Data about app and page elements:

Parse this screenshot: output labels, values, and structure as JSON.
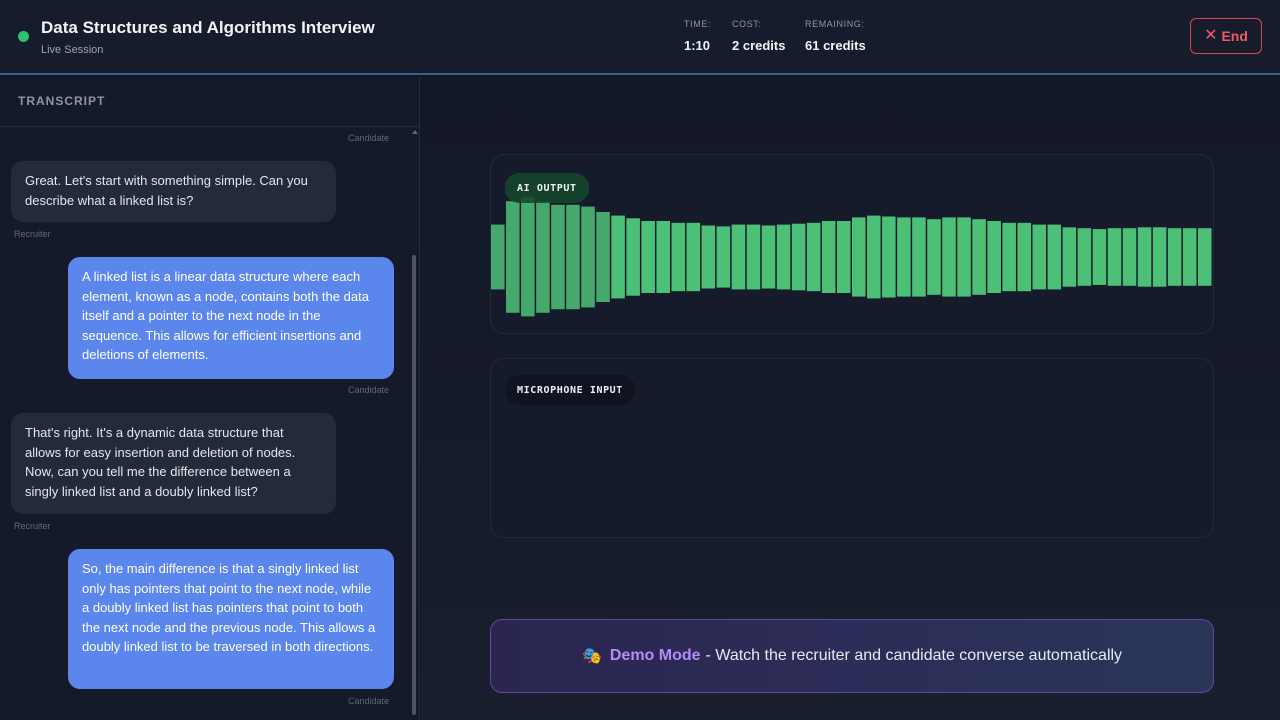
{
  "header": {
    "title": "Data Structures and Algorithms Interview",
    "subtitle": "Live Session",
    "stats": {
      "time_label": "TIME:",
      "time_value": "1:10",
      "cost_label": "COST:",
      "cost_value": "2 credits",
      "remaining_label": "REMAINING:",
      "remaining_value": "61 credits"
    },
    "end_icon": "✕",
    "end_label": "End",
    "live_color": "#2fbf71"
  },
  "transcript": {
    "title": "TRANSCRIPT",
    "top_role": "Candidate",
    "messages": [
      {
        "role": "Recruiter",
        "text": "Great. Let's start with something simple. Can you describe what a linked list is?"
      },
      {
        "role": "Candidate",
        "text": "A linked list is a linear data structure where each element, known as a node, contains both the data itself and a pointer to the next node in the sequence. This allows for efficient insertions and deletions of elements."
      },
      {
        "role": "Recruiter",
        "text": "That's right. It's a dynamic data structure that allows for easy insertion and deletion of nodes. Now, can you tell me the difference between a singly linked list and a doubly linked list?"
      },
      {
        "role": "Candidate",
        "text": "So, the main difference is that a singly linked list only has pointers that point to the next node, while a doubly linked list has pointers that point to both the next node and the previous node. This allows a doubly linked list to be traversed in both directions."
      }
    ]
  },
  "visualizers": {
    "ai_output_label": "AI OUTPUT",
    "mic_input_label": "MICROPHONE INPUT",
    "wave_color": "#4fc97a",
    "wave_levels": [
      0.36,
      0.62,
      0.66,
      0.62,
      0.58,
      0.58,
      0.56,
      0.5,
      0.46,
      0.43,
      0.4,
      0.4,
      0.38,
      0.38,
      0.35,
      0.34,
      0.36,
      0.36,
      0.35,
      0.36,
      0.37,
      0.38,
      0.4,
      0.4,
      0.44,
      0.46,
      0.45,
      0.44,
      0.44,
      0.42,
      0.44,
      0.44,
      0.42,
      0.4,
      0.38,
      0.38,
      0.36,
      0.36,
      0.33,
      0.32,
      0.31,
      0.32,
      0.32,
      0.33,
      0.33,
      0.32,
      0.32,
      0.32
    ]
  },
  "demo": {
    "icon": "🎭",
    "strong": "Demo Mode",
    "text": "- Watch the recruiter and candidate converse automatically",
    "accent": "#b48cf5"
  }
}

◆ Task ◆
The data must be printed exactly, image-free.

◆ Written answer ◆
Parse this screenshot: output labels, values, and structure as JSON.
{
  "header": {
    "title": "Data Structures and Algorithms Interview",
    "subtitle": "Live Session",
    "stats": {
      "time_label": "TIME:",
      "time_value": "1:10",
      "cost_label": "COST:",
      "cost_value": "2 credits",
      "remaining_label": "REMAINING:",
      "remaining_value": "61 credits"
    },
    "end_icon": "✕",
    "end_label": "End",
    "live_color": "#2fbf71"
  },
  "transcript": {
    "title": "TRANSCRIPT",
    "top_role": "Candidate",
    "messages": [
      {
        "role": "Recruiter",
        "text": "Great. Let's start with something simple. Can you describe what a linked list is?"
      },
      {
        "role": "Candidate",
        "text": "A linked list is a linear data structure where each element, known as a node, contains both the data itself and a pointer to the next node in the sequence. This allows for efficient insertions and deletions of elements."
      },
      {
        "role": "Recruiter",
        "text": "That's right. It's a dynamic data structure that allows for easy insertion and deletion of nodes. Now, can you tell me the difference between a singly linked list and a doubly linked list?"
      },
      {
        "role": "Candidate",
        "text": "So, the main difference is that a singly linked list only has pointers that point to the next node, while a doubly linked list has pointers that point to both the next node and the previous node. This allows a doubly linked list to be traversed in both directions."
      }
    ]
  },
  "visualizers": {
    "ai_output_label": "AI OUTPUT",
    "mic_input_label": "MICROPHONE INPUT",
    "wave_color": "#4fc97a",
    "wave_levels": [
      0.36,
      0.62,
      0.66,
      0.62,
      0.58,
      0.58,
      0.56,
      0.5,
      0.46,
      0.43,
      0.4,
      0.4,
      0.38,
      0.38,
      0.35,
      0.34,
      0.36,
      0.36,
      0.35,
      0.36,
      0.37,
      0.38,
      0.4,
      0.4,
      0.44,
      0.46,
      0.45,
      0.44,
      0.44,
      0.42,
      0.44,
      0.44,
      0.42,
      0.4,
      0.38,
      0.38,
      0.36,
      0.36,
      0.33,
      0.32,
      0.31,
      0.32,
      0.32,
      0.33,
      0.33,
      0.32,
      0.32,
      0.32
    ]
  },
  "demo": {
    "icon": "🎭",
    "strong": "Demo Mode",
    "text": "- Watch the recruiter and candidate converse automatically",
    "accent": "#b48cf5"
  }
}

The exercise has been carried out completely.